The study was published today in the journal Scientific Reports.
When it comes to some of the health hazards of light at night, a new study suggests that the color of the light can make a big difference.
In a study involving hamsters, researchers found that blue light had the worst effects on mood-related measures, followed closely by white light.
But hamsters exposed to red light at night had significantly less evidence of depressive-like symptoms and changes in the brain linked to depression, compared to those that experienced blue or white light.
The only hamsters that fared better than those exposed to red light were those that had total darkness at night.
The findings may have important implications for humans, particularly those whose work on night shifts makes them susceptible to mood disorders, said Randy Nelson, co-author of the study and professor of neuroscience and psychology at The Ohio State University.
Chronic exposure to dim light at night can lead to depressive symptoms in rodents - but these negative effects can be reversed simply by returning to a standard light-dark cycle, a new study suggests.
While hamsters exposed to light at night for four weeks showed evidence of depressive symptoms, those symptoms essentially disappeared after about two weeks if they returned to normal lighting conditions.

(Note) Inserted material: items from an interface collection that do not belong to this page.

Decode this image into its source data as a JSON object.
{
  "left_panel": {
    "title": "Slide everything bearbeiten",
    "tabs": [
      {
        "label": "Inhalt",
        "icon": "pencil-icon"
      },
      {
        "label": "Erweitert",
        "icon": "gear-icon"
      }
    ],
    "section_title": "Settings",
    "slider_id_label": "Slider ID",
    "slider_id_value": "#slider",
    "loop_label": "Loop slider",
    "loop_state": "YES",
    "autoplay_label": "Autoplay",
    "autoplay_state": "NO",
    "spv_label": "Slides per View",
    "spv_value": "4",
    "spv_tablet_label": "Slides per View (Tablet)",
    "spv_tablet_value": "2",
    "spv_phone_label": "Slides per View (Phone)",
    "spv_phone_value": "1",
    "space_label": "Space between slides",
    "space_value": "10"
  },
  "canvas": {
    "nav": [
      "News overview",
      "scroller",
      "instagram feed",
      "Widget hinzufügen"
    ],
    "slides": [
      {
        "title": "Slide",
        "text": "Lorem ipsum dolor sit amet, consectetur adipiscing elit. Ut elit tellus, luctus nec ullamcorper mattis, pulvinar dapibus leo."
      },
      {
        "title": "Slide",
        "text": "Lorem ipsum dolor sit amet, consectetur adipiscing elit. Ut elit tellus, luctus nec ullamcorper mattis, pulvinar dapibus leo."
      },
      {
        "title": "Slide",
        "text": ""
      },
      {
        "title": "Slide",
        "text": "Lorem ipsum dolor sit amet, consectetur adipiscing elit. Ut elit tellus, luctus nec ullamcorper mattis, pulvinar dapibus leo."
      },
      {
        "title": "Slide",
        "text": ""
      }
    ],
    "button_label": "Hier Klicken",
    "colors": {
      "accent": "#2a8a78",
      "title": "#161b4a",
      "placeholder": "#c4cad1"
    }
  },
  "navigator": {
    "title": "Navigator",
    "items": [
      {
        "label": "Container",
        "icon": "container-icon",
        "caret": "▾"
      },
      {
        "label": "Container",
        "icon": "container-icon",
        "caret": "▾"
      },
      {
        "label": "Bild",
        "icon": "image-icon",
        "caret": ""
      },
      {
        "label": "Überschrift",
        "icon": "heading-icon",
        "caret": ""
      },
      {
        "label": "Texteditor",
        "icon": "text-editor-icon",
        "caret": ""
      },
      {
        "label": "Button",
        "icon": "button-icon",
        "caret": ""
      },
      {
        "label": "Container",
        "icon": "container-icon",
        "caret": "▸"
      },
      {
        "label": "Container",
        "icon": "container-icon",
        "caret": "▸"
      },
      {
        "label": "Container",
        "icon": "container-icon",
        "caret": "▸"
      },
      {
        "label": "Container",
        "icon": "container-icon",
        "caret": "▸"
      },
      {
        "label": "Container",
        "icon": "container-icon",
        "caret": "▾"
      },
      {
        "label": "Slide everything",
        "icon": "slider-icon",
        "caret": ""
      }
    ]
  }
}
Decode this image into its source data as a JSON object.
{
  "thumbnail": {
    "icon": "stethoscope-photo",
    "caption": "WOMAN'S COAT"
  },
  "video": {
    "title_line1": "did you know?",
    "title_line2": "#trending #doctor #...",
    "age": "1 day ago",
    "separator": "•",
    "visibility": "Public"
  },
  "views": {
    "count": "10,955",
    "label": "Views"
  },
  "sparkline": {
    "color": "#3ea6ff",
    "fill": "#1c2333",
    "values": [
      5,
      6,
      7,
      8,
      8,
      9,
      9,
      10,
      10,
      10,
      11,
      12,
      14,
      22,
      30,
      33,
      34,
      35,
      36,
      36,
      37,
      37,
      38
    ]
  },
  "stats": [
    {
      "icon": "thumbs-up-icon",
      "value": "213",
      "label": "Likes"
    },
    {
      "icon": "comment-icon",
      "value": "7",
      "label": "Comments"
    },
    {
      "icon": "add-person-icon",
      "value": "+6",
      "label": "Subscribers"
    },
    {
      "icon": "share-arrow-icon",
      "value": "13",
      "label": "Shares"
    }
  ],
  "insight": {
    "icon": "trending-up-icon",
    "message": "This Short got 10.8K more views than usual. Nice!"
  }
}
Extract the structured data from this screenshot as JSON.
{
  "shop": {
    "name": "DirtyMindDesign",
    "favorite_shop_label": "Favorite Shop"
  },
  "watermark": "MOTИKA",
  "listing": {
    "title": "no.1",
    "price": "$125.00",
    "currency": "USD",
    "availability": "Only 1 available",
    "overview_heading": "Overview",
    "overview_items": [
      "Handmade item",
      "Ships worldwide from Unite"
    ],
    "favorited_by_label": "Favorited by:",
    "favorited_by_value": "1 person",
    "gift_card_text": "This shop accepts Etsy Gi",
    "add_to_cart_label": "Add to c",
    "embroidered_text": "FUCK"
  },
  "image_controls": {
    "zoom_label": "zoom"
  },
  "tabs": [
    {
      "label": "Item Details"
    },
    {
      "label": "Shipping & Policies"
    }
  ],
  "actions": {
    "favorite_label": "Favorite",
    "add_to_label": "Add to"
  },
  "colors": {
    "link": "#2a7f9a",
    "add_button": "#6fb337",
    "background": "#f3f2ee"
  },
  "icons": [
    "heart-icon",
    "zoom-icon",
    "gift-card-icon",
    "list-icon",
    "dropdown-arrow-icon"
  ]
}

Even changes in the brain that occurred after hamsters lived with chronic light at night reversed themselves after returning to a more normal light cycle.
These findings add to the growing evidence that suggest chronic exposure to artificial light at night may play some role in the rising rates of depression in humans during the past 50 years, said Tracy Bedrosian, lead author of the study and doctoral student in neuroscience at Ohio State University.
“The results we found in hamsters are consistent with what we know about depression in humans,” Bedrosian said.
But the new study, published online in the journal Molecular Psychiatry, also offers some hope.
“The good news is that people who stay up late in front of the television and computer may be able to undo some of the harmful effects just by going back to a regular light-dark cycle and minimizing their exposure to artificial light at night,” Bedrosian said. “That’s what the results we found in hamsters would suggest.”
Bedrosian conducted the study with Ohio State colleagues Randy Nelson, professor of neuroscience and psychology, and Zachary Weil, research assistant professor in neuroscience.
Long-term exposure to air pollution can lead to physical changes in the brain, as well as learning and memory problems and even depression, new research in mice suggests.
While other studies have shown the damaging effects of polluted air on the heart and lungs, this is one of the first long-term studies to show the negative impact on the brain, said Laura Fonken, lead author of the study and a doctoral student in neuroscience at Ohio State University.
“The results suggest prolonged exposure to polluted air can have visible, negative effects on the brain, which can lead to a variety of health problems,” Fonken said.
“The more we learn about the health effects of prolonged exposure to air pollution, the more reasons there are to be concerned,” said Randy Nelson, co-author of the study and professor of neuroscience and psychology at Ohio State.
“This study adds more evidence of pollution’s negative effects on health.”